Caritas India, the social wing of the Catholics Bishops’ Conference of India, in a consultation on “Crime against Women and Children” has welcomed the stand taken by the Justice Verma Committee against death penalty. Its Executive Director Fr. Frederick D’Souza said: “Death penalty is only elimination of the offender and not the crime.”

He, however, suggested stringent punishment which should not exclude scope for personal change and transformation.

“It is the collective responsibility of the society/State to have adequate systems and policies in place to deter crime and protect life and dignity of every human person,” he added.

Caritas India’s assistant executive director Fr. Paul Moonjely said: “For a civilised society, it is essential to think of civilised means in treating criminals. Criminals are made and criminality is perpetrated in society for various reasons.
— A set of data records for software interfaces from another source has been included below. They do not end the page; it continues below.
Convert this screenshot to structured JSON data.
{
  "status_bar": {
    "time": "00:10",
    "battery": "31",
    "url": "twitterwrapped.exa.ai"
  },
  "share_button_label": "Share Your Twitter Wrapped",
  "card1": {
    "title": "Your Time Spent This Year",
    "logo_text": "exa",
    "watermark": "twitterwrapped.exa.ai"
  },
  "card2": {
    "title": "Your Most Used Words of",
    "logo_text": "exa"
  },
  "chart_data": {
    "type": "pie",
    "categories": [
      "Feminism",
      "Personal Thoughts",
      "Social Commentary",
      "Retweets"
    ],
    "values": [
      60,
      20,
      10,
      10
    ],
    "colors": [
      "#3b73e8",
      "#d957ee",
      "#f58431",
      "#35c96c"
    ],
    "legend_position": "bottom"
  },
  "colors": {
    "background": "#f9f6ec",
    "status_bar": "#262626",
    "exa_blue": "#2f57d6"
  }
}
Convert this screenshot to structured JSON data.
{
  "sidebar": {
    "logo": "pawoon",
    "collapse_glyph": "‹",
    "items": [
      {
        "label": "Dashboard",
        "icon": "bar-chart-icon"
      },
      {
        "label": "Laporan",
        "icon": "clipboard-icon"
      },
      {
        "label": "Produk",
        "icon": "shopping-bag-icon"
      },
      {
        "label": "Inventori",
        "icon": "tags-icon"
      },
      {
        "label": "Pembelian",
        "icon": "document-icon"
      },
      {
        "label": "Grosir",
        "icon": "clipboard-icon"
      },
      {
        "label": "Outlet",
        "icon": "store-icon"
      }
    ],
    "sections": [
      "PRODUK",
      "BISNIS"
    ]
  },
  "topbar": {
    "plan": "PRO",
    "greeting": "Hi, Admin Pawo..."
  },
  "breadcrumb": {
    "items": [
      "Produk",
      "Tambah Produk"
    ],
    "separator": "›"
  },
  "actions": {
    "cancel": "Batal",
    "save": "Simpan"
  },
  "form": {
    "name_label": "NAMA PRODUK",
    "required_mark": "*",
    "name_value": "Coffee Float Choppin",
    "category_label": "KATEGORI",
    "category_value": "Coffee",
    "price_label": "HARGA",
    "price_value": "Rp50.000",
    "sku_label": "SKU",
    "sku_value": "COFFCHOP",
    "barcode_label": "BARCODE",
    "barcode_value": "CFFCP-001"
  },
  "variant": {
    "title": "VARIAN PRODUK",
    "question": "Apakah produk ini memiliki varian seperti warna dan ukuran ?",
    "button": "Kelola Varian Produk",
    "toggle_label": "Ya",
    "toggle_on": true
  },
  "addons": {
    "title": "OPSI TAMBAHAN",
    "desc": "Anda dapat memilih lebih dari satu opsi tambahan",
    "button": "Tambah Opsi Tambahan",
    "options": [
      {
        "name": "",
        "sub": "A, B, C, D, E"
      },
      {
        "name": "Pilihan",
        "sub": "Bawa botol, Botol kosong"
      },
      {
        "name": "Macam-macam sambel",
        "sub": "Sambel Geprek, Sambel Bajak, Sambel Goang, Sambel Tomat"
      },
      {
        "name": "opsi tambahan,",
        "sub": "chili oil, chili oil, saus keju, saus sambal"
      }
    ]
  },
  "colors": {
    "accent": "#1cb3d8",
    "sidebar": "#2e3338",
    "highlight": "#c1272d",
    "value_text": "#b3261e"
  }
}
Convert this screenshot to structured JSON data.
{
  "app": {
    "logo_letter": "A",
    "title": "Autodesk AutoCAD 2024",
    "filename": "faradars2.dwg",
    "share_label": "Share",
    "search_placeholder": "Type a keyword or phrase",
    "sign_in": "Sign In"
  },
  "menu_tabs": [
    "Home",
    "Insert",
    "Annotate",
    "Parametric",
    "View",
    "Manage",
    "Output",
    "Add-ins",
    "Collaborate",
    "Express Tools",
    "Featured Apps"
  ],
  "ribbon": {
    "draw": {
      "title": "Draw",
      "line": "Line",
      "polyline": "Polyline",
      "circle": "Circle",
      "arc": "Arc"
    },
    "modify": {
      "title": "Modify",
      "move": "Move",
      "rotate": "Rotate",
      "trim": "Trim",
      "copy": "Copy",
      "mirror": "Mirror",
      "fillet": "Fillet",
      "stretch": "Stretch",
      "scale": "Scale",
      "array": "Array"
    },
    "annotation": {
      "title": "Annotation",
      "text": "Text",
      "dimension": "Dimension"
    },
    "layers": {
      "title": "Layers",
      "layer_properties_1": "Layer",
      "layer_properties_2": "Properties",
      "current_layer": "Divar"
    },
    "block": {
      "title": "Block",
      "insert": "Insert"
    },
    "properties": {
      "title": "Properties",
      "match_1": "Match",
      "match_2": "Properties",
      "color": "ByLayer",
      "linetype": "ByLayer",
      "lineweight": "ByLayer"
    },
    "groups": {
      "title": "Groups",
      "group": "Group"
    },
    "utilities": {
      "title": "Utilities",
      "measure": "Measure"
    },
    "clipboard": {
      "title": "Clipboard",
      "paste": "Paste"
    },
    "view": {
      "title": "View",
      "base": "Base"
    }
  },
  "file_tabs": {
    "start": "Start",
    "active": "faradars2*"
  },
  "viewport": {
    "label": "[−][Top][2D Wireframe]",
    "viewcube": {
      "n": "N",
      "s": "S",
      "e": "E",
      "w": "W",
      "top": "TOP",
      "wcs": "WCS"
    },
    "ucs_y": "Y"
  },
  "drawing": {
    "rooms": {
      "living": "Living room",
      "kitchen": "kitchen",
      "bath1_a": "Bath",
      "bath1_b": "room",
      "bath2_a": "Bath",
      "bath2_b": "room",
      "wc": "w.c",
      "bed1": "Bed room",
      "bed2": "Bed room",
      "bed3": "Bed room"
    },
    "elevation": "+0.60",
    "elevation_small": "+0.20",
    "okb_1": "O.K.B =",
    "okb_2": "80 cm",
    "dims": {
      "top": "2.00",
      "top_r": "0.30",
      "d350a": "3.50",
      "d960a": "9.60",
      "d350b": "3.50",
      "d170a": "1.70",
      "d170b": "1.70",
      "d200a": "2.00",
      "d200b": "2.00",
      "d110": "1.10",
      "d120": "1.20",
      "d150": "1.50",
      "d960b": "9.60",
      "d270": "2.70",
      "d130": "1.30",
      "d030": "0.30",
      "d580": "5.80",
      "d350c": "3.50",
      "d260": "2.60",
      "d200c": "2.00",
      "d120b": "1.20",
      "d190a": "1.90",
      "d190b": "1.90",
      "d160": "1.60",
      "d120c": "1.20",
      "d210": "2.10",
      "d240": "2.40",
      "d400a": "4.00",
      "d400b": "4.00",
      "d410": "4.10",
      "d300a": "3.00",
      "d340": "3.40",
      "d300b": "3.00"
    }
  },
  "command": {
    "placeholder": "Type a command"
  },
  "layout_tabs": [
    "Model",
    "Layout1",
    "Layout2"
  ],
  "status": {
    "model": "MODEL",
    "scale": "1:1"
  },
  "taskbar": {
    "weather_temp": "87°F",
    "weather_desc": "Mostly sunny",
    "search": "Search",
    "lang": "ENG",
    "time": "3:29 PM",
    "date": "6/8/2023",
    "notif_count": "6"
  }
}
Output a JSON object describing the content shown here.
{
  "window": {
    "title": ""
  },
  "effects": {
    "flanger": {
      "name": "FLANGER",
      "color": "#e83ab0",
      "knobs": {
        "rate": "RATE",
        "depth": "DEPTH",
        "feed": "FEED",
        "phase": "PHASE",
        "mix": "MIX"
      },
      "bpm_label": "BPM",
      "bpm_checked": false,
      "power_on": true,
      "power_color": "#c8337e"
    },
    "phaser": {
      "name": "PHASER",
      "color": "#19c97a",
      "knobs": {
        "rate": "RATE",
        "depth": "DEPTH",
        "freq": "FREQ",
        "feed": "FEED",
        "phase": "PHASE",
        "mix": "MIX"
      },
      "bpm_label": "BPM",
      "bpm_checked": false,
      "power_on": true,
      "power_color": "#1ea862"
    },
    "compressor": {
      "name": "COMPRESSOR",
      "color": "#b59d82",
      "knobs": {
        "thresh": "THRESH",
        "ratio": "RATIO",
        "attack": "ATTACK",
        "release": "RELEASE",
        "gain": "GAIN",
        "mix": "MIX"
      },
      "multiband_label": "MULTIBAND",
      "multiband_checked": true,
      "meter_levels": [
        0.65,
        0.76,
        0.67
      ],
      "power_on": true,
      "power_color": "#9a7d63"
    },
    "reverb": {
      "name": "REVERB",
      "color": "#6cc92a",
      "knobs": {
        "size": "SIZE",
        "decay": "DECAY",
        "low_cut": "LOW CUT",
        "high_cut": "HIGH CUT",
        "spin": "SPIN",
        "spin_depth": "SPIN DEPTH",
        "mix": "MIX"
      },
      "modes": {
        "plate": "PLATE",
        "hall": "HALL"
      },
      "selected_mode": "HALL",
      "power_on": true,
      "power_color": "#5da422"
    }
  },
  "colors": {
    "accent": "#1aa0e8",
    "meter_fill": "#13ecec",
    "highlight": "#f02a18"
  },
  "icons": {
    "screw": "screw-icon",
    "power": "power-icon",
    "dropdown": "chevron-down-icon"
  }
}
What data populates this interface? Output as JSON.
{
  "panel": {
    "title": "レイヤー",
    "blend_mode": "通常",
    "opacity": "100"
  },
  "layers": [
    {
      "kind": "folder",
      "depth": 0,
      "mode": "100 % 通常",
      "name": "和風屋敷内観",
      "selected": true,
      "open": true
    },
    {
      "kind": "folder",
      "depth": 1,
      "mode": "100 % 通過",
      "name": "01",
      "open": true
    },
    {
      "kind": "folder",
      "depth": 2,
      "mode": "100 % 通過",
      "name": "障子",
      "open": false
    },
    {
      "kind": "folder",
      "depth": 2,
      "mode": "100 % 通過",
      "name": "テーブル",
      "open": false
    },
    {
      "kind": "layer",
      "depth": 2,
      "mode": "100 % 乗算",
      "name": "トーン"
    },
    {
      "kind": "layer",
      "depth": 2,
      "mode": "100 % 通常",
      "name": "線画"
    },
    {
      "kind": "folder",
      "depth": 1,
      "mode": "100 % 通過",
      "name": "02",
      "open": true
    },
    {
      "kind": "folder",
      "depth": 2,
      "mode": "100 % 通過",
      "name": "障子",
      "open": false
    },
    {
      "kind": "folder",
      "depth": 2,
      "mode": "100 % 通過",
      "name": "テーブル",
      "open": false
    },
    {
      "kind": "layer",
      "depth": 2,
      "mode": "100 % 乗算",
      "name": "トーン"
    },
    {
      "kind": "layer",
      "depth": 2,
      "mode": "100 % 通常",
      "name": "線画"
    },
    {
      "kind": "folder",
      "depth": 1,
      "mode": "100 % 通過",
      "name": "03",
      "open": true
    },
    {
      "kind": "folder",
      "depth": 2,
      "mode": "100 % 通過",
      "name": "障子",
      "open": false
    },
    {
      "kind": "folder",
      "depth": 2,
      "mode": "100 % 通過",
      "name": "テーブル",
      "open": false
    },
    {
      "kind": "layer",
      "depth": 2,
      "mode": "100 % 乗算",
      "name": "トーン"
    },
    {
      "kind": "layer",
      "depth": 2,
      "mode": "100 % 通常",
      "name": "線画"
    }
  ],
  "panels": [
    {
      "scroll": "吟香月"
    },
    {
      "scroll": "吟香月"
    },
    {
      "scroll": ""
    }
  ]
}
If people are dangerous they should be confined and refined through appropriate measures and legal enforcements.’’

Stating that violence against women and children, especially girls, is partly the result of gender relations that assumes boys/men to be superior to women/girls, the Caritas India Team leader for Gender programme Ms. Shimray said: “Given the sub-ordinate status of women/girls, much of the gender violence is considered normal and the enjoys social sanction.”

Also participating in the consultation were groups working on the issue of social rights including All India Democratic Women’s Association (AIDWA) and the Joint Women’s Programme and other social activists.

Caritas India also noted that it was gravely concerned with India’s lack of gender sensitivity and the growing trend of violence against women and children even as fact track courts are being set-up along with dedicated `women in distress’ helpline.